The Marlins and Padres managed to sneak in a little one-for-one trade just before the Thanksgiving holiday, with catcher John Baker heading to San Diego in exchange for left-handed pitcher Wade LeBlanc.
As you know, the Padres were simply horrendous on offense in 2011. Among the 30 clubs, they ranked 29th in AVG (.237), 28th in OBP (.305), 29th in SLG (.349), 30th in ISO (.112), 29th in wOBA (.292), 26th in wRC+ (89), and 25th in batting runs (-58.2). On the bright side, they did lead all teams with 170 stolen bases (79.4% success rate), so that helped a little. Long story short, one player isn’t going to save this offense, but adding Baker is a step in the right direction.
The 30-year-old backstop missed most of the 2010 and 2011 seasons after having Tommy John surgery, posting a measly .260 wOBA in 104 plate appearances. Baker was a pretty good hitter in the two prior years though, putting up a .344 wOBA and 106 wRC+ in 656 plate appearances from 2008-2009. His value stemmed mostly from his 10.8% walk rate, though he did manage to deposit 14 balls over the fence (.142 ISO). A 10.2% walk rate in over 2,500 minor league plate appearances tells us it isn’t a fluke; Baker can work the count and is willing to take ball four.

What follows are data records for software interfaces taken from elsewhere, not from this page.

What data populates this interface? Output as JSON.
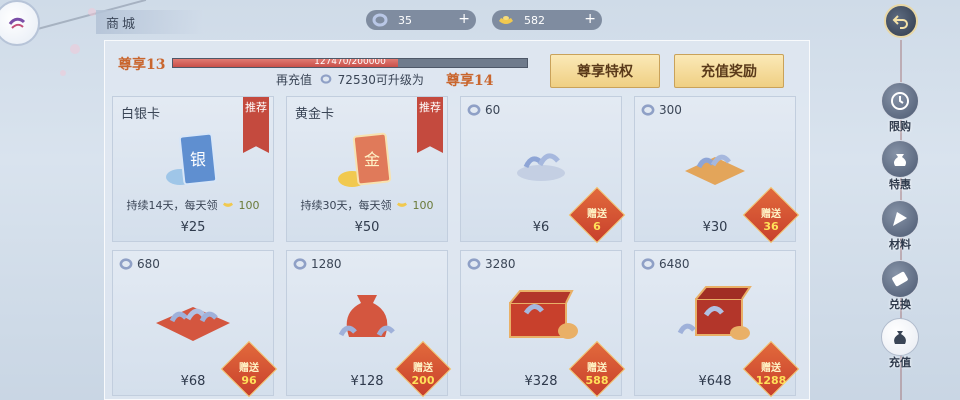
{
  "header": {
    "shop_title": "商城",
    "currencies": [
      {
        "name": "jade-ring-icon",
        "value": "35",
        "add_label": "+"
      },
      {
        "name": "gold-ingot-icon",
        "value": "582",
        "add_label": "+"
      }
    ]
  },
  "vip": {
    "current_level": "尊享13",
    "next_level": "尊享14",
    "progress_text": "127470/200000",
    "progress_fraction": 0.637,
    "recharge_prefix": "再充值",
    "recharge_amount": "72530",
    "recharge_suffix": "可升级为",
    "privilege_button": "尊享特权",
    "reward_button": "充值奖励"
  },
  "cards": [
    {
      "title": "白银卡",
      "tag": "推荐",
      "art_char": "银",
      "desc_prefix": "持续14天，每天领",
      "desc_value": "100",
      "price": "¥25"
    },
    {
      "title": "黄金卡",
      "tag": "推荐",
      "art_char": "金",
      "desc_prefix": "持续30天，每天领",
      "desc_value": "100",
      "price": "¥50"
    },
    {
      "amount": "60",
      "price": "¥6",
      "gift_label": "赠送",
      "gift_value": "6"
    },
    {
      "amount": "300",
      "price": "¥30",
      "gift_label": "赠送",
      "gift_value": "36"
    },
    {
      "amount": "680",
      "price": "¥68",
      "gift_label": "赠送",
      "gift_value": "96"
    },
    {
      "amount": "1280",
      "price": "¥128",
      "gift_label": "赠送",
      "gift_value": "200"
    },
    {
      "amount": "3280",
      "price": "¥328",
      "gift_label": "赠送",
      "gift_value": "588"
    },
    {
      "amount": "6480",
      "price": "¥648",
      "gift_label": "赠送",
      "gift_value": "1288"
    }
  ],
  "side_nav": [
    {
      "label": "限购",
      "icon": "clock-icon"
    },
    {
      "label": "特惠",
      "icon": "pouch-icon"
    },
    {
      "label": "材料",
      "icon": "fan-icon"
    },
    {
      "label": "兑换",
      "icon": "ticket-icon"
    },
    {
      "label": "充值",
      "icon": "money-bag-icon",
      "active": true
    }
  ],
  "colors": {
    "accent_red": "#c44a3e",
    "gold": "#efcf83",
    "panel": "#e2e9f2"
  }
}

Left-handed batters typically get eaten alive by Petco Park, which has a 59 HR Park Factor and a 90 wOBA Park Factor for lefties according to StatCorner. Baker’s not a grip-it and rip-it guy trying to yank everything down the line though, his stroke is geared more towards the opposite field. Here’s his 2008-2009 spray chart, courtesy of Texas Leaguers….
Almost all of his over-the-fence power is to right, but most of the non-ground ball balls in play head out to left and center. During those 2008-2009 seasons, only two backstops managed to best a .400 wOBA on balls hit to the opposite field: Baker (.549) and Joe Mauer (.526). Petco Park — which is 367 feet to straight-away right and 387 to straight-away left — still suppresses offense from right-handed batters, but not nearly as much as it does against lefties (95 HR and 92 wOBA Park Factors). Baker more resembles a pull righty hitter than he does a pull lefty hitter.
Nick Hundley, the Padres’ incumbent backstop, has had some injury trouble over the last three seasons, including a fractured wrist (suffered on a hit-by-pitch), an oblique strain, and elbow surgery (loose bodies). When healthy though, he hits southpaws pretty hard, a .347 wOBA over the last two seasons (.332 vs. RHP). Baker is close to useless against lefties (career .277 wOBA), but he does a good amount of damage against righties (.343 wOBA). The Padres at least now have the makings of a pretty decent catching platoon, one that may help keep Hundley healthier (as well as Baker since he’s coming off the elbow surgery) while avoiding the Luis Martinezes of the world.
As for the 27-year-old LeBlanc, he’s basically the most Padres pitcher ever. He’s spent parts of the past four seasons with San Diego, throwing 293.1 IP across 52 starts and two relief appearances. With two fastballs in the mid-80’s (four-seamer and cutter) and a dead-fish changeup to go with his sparsely used low-70’s curveball, LeBlanc allows an extreme amount of fly balls (just 34.7% grounders) and struggles to miss bats (6.29 K/9 and 15.0 K%). He’s good but not great at limiting walks (3.15 BB/9 and 8.3 BB% last two seasons), and he doesn’t have the big platoon split that would make you think he’d be a serviceable lefty specialist out of the bullpen. His Triple-A performance (8.2 K/9 and 2.8 BB/9 with a ~3.75 FIP) is better than the ERA (4.62) would suggest (376.1 IP), but I think this is one of the few cases where we can look at a guy’s home/road split and get the entire story: 2.97 ERA and a 4.13 FIP at Petco Park (148.2 IP), but a 6.16 ERA and a 5.59 FIP on the road (144.2 IP).
Again, Baker alone won’t revive San Diego’s dormant offense, but he will help. He draws walks, hits right-handers, and has a knack for hitting the ball towards the “small” part of his new home park. Yeah, he’s only thrown out 19% of attempted base stealers in the bigs, but his minor league track record is a bit better (26%). Perhaps the elbow hurt his performance a bit. Baker could add a win to the Padres’ ledger in 2012, maybe even a bit more, and they have him under control as an arbitration-eligible player through 2014. All it cost them was a pitcher that’s as close to replacement level as it gets.